**Problem details**: Look through the entries below and return all lines including the word "Transaction".

Dataset rows for apps and sites
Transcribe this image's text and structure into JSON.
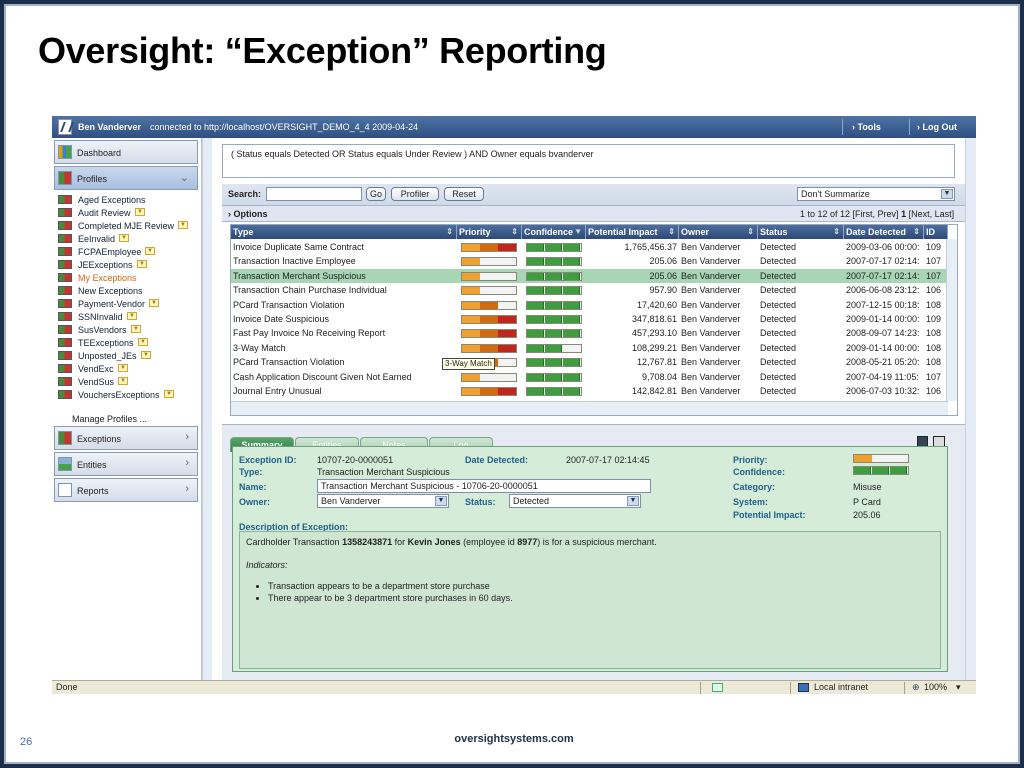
{
  "slide": {
    "title": "Oversight: “Exception” Reporting",
    "number": "26",
    "footer": "oversightsystems.com"
  },
  "topbar": {
    "user": "Ben Vanderver",
    "connection": "connected to http://localhost/OVERSIGHT_DEMO_4_4  2009-04-24",
    "tools": "› Tools",
    "logout": "› Log Out"
  },
  "sidebar": {
    "dashboard": "Dashboard",
    "profiles": "Profiles",
    "items": [
      {
        "label": "Aged Exceptions",
        "dd": false
      },
      {
        "label": "Audit Review",
        "dd": true
      },
      {
        "label": "Completed MJE Review",
        "dd": true
      },
      {
        "label": "EeInvalid",
        "dd": true
      },
      {
        "label": "FCPAEmployee",
        "dd": true
      },
      {
        "label": "JEExceptions",
        "dd": true
      },
      {
        "label": "My Exceptions",
        "dd": false,
        "active": true
      },
      {
        "label": "New Exceptions",
        "dd": false
      },
      {
        "label": "Payment-Vendor",
        "dd": true
      },
      {
        "label": "SSNInvalid",
        "dd": true
      },
      {
        "label": "SusVendors",
        "dd": true
      },
      {
        "label": "TEExceptions",
        "dd": true
      },
      {
        "label": "Unposted_JEs",
        "dd": true
      },
      {
        "label": "VendExc",
        "dd": true
      },
      {
        "label": "VendSus",
        "dd": true
      },
      {
        "label": "VouchersExceptions",
        "dd": true
      }
    ],
    "manage": "Manage Profiles ...",
    "exceptions": "Exceptions",
    "entities": "Entities",
    "reports": "Reports"
  },
  "filter": "( Status equals Detected OR Status equals Under Review ) AND Owner equals bvanderver",
  "search": {
    "label": "Search:",
    "value": "",
    "go": "Go",
    "profiler": "Profiler",
    "reset": "Reset",
    "summarize": "Don't Summarize",
    "options": "› Options",
    "paging_prefix": "1 to 12 of 12 [First, Prev]",
    "paging_current": "1",
    "paging_suffix": "[Next, Last]"
  },
  "grid": {
    "columns": [
      "Type",
      "Priority",
      "Confidence",
      "Potential Impact",
      "Owner",
      "Status",
      "Date Detected",
      "ID"
    ],
    "rows": [
      {
        "type": "Invoice Duplicate Same Contract",
        "priority": 3,
        "confidence": 3,
        "impact": "1,765,456.37",
        "owner": "Ben Vanderver",
        "status": "Detected",
        "date": "2009-03-06 00:00:",
        "id": "109"
      },
      {
        "type": "Transaction Inactive Employee",
        "priority": 1,
        "confidence": 3,
        "impact": "205.06",
        "owner": "Ben Vanderver",
        "status": "Detected",
        "date": "2007-07-17 02:14:",
        "id": "107"
      },
      {
        "type": "Transaction Merchant Suspicious",
        "priority": 1,
        "confidence": 3,
        "impact": "205.06",
        "owner": "Ben Vanderver",
        "status": "Detected",
        "date": "2007-07-17 02:14:",
        "id": "107",
        "selected": true
      },
      {
        "type": "Transaction Chain Purchase Individual",
        "priority": 1,
        "confidence": 3,
        "impact": "957.90",
        "owner": "Ben Vanderver",
        "status": "Detected",
        "date": "2006-06-08 23:12:",
        "id": "106"
      },
      {
        "type": "PCard Transaction Violation",
        "priority": 2,
        "confidence": 3,
        "impact": "17,420.60",
        "owner": "Ben Vanderver",
        "status": "Detected",
        "date": "2007-12-15 00:18:",
        "id": "108"
      },
      {
        "type": "Invoice Date Suspicious",
        "priority": 3,
        "confidence": 3,
        "impact": "347,818.61",
        "owner": "Ben Vanderver",
        "status": "Detected",
        "date": "2009-01-14 00:00:",
        "id": "109"
      },
      {
        "type": "Fast Pay Invoice No Receiving Report",
        "priority": 3,
        "confidence": 3,
        "impact": "457,293.10",
        "owner": "Ben Vanderver",
        "status": "Detected",
        "date": "2008-09-07 14:23:",
        "id": "108"
      },
      {
        "type": "3-Way Match",
        "priority": 3,
        "confidence": 2,
        "impact": "108,299.21",
        "owner": "Ben Vanderver",
        "status": "Detected",
        "date": "2009-01-14 00:00:",
        "id": "108"
      },
      {
        "type": "PCard Transaction Violation",
        "priority": 2,
        "confidence": 3,
        "impact": "12,767.81",
        "owner": "Ben Vanderver",
        "status": "Detected",
        "date": "2008-05-21 05:20:",
        "id": "108"
      },
      {
        "type": "Cash Application Discount Given Not Earned",
        "priority": 1,
        "confidence": 3,
        "impact": "9,708.04",
        "owner": "Ben Vanderver",
        "status": "Detected",
        "date": "2007-04-19 11:05:",
        "id": "107"
      },
      {
        "type": "Journal Entry Unusual",
        "priority": 3,
        "confidence": 3,
        "impact": "142,842.81",
        "owner": "Ben Vanderver",
        "status": "Detected",
        "date": "2006-07-03 10:32:",
        "id": "106"
      }
    ],
    "tooltip": "3-Way Match"
  },
  "tabs": [
    "Summary",
    "Entities",
    "Notes",
    "Log"
  ],
  "detail": {
    "exception_id_label": "Exception ID:",
    "exception_id": "10707-20-0000051",
    "date_label": "Date Detected:",
    "date": "2007-07-17 02:14:45",
    "type_label": "Type:",
    "type": "Transaction Merchant Suspicious",
    "name_label": "Name:",
    "name": "Transaction Merchant Suspicious - 10706-20-0000051",
    "owner_label": "Owner:",
    "owner": "Ben Vanderver",
    "status_label": "Status:",
    "status": "Detected",
    "priority_label": "Priority:",
    "confidence_label": "Confidence:",
    "category_label": "Category:",
    "category": "Misuse",
    "system_label": "System:",
    "system": "P Card",
    "impact_label": "Potential Impact:",
    "impact": "205.06",
    "desc_label": "Description of Exception:",
    "desc_pre": "Cardholder Transaction ",
    "desc_card": "1358243871",
    "desc_mid": " for ",
    "desc_person": "Kevin Jones",
    "desc_emp": " (employee id ",
    "desc_empid": "8977",
    "desc_post": ") is for a suspicious merchant.",
    "indicators": "Indicators:",
    "bullets": [
      "Transaction appears to be a department store purchase",
      "There appear to be 3 department store purchases in 60 days."
    ],
    "priority_level": 1,
    "confidence_level": 3
  },
  "statusbar": {
    "left": "Done",
    "zone": "Local intranet",
    "zoom": "100%"
  },
  "colors": {
    "orange": "#f0a030",
    "darkorange": "#d26a10",
    "red": "#c0261c",
    "green": "#3e9d3e",
    "header": "#2d4a78"
  }
}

**Response to the task**:
        "type": "Transaction Inactive Employee",
        "type": "Transaction Merchant Suspicious",
        "type": "Transaction Chain Purchase Individual",
        "type": "PCard Transaction Violation",
        "type": "PCard Transaction Violation",
    "type": "Transaction Merchant Suspicious",
    "name": "Transaction Merchant Suspicious - 10706-20-0000051",
    "desc_pre": "Cardholder Transaction ",
      "Transaction appears to be a department store purchase",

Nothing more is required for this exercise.